RECORD EXCERPTS below:

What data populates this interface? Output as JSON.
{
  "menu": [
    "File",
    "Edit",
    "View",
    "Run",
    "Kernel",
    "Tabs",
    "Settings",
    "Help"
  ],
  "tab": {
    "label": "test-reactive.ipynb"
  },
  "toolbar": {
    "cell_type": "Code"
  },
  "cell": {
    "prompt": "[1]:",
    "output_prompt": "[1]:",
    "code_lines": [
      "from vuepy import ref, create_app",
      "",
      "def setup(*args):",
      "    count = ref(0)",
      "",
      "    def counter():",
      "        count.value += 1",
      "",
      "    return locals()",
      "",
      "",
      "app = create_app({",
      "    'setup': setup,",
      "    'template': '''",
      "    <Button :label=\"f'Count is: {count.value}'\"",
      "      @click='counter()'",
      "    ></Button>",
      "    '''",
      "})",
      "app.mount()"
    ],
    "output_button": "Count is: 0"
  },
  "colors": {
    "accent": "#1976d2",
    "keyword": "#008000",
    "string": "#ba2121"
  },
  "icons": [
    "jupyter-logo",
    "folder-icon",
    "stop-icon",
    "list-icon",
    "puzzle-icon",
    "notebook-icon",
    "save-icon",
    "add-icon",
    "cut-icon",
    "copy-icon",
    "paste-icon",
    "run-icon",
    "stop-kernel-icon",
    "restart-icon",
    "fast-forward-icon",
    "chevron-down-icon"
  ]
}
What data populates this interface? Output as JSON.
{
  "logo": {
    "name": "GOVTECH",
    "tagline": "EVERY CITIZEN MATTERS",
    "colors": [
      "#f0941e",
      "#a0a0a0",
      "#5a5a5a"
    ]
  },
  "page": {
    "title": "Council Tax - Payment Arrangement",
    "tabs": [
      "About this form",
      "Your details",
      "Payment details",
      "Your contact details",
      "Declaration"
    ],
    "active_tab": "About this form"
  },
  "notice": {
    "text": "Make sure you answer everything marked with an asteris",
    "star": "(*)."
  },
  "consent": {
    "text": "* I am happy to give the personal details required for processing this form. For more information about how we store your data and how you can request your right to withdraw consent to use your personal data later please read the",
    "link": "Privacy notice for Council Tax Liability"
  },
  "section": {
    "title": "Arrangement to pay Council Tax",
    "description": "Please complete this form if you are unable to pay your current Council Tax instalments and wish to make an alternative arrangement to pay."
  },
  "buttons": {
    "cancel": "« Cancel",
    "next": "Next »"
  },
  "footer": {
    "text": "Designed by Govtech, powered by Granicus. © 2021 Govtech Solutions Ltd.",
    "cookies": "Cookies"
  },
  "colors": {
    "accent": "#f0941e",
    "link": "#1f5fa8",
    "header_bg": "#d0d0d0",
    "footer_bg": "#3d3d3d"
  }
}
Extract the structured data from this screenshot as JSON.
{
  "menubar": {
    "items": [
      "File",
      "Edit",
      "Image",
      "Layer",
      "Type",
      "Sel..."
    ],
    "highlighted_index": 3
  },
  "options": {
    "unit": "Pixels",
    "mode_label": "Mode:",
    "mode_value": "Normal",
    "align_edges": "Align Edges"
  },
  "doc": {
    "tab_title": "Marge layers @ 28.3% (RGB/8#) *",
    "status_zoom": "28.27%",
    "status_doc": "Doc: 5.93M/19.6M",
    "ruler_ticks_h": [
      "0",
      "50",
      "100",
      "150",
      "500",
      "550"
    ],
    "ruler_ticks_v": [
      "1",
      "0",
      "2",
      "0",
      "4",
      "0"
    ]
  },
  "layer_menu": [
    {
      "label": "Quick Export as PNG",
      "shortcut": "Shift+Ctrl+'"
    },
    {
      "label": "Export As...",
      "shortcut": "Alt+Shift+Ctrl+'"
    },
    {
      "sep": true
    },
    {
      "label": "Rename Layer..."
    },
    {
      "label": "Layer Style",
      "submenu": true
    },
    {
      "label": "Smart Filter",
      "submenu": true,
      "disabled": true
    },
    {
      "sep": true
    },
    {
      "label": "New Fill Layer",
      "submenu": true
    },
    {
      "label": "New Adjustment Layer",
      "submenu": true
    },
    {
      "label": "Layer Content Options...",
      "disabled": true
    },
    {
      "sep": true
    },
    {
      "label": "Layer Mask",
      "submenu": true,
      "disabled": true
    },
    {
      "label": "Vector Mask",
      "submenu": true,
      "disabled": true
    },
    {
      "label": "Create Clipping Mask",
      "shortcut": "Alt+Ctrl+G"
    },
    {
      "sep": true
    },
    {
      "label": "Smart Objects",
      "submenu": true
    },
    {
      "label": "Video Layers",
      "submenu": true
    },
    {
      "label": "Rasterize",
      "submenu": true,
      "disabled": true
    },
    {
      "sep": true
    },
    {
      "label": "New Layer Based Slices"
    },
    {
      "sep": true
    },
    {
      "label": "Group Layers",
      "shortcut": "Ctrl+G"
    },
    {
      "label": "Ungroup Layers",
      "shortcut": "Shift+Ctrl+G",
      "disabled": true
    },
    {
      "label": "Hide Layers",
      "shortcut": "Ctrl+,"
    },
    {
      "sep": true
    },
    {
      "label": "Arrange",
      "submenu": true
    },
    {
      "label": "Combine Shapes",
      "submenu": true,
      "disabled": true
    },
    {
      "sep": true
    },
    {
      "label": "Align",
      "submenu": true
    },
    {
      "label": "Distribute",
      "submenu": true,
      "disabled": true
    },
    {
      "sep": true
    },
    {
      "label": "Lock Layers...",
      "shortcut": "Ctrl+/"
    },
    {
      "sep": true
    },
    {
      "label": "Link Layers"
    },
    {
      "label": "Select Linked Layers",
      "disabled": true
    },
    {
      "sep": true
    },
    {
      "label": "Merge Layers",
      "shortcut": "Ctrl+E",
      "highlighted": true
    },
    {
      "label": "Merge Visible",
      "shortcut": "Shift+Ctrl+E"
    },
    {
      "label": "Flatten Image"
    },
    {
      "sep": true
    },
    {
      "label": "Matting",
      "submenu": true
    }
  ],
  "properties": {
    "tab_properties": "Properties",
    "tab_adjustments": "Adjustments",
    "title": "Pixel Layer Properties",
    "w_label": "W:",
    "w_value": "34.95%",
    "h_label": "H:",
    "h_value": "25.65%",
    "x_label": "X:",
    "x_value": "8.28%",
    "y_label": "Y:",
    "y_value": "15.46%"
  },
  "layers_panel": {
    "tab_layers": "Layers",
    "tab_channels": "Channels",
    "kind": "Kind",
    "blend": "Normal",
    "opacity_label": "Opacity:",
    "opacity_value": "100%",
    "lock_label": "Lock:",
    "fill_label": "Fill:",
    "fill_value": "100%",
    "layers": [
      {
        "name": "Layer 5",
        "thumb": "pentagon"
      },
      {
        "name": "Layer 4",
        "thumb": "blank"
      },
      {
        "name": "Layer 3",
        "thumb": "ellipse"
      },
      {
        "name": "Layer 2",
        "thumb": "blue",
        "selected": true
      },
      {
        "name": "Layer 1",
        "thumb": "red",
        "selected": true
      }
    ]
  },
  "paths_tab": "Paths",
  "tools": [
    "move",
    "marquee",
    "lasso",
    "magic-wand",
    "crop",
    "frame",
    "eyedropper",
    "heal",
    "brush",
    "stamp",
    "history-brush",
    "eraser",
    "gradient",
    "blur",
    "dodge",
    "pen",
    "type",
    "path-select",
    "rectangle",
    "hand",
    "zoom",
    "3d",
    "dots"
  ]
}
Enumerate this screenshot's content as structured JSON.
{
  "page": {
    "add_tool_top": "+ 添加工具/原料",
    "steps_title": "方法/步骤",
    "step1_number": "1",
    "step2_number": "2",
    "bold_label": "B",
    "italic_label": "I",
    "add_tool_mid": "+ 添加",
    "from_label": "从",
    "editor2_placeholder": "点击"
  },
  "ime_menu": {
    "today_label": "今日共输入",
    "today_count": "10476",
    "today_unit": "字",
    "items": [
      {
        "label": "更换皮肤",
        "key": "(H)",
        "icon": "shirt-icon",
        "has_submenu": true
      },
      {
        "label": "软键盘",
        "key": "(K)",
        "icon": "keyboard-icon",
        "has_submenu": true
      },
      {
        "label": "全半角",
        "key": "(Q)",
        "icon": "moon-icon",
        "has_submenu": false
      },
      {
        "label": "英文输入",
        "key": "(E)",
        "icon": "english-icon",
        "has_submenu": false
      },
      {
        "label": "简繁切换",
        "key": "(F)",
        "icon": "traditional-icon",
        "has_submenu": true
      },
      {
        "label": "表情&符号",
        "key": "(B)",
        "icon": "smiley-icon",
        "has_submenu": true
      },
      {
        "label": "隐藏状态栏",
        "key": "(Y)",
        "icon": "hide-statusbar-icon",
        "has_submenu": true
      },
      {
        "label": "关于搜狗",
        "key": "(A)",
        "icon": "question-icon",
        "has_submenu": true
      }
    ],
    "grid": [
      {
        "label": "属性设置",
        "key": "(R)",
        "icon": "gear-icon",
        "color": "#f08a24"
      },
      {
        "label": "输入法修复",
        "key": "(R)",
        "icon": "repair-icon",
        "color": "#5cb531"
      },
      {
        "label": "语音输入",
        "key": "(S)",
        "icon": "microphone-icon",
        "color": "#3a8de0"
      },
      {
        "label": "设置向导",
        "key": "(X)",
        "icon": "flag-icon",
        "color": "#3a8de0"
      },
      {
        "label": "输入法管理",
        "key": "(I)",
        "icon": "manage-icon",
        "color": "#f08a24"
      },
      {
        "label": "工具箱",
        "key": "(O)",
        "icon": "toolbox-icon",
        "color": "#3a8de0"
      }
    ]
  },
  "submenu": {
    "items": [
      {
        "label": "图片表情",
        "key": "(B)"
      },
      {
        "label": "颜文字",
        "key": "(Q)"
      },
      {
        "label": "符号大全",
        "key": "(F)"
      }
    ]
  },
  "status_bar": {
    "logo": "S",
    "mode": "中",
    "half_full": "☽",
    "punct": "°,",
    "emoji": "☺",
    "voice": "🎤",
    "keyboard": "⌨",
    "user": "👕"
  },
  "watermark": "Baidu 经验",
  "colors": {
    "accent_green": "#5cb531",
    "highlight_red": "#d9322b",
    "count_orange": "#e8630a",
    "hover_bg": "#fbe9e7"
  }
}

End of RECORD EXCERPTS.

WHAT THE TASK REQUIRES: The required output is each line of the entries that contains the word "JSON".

OUTPUT OF THE TASK:
What data populates this interface? Output as JSON.
What data populates this interface? Output as JSON.
Extract the structured data from this screenshot as JSON.
Enumerate this screenshot's content as structured JSON.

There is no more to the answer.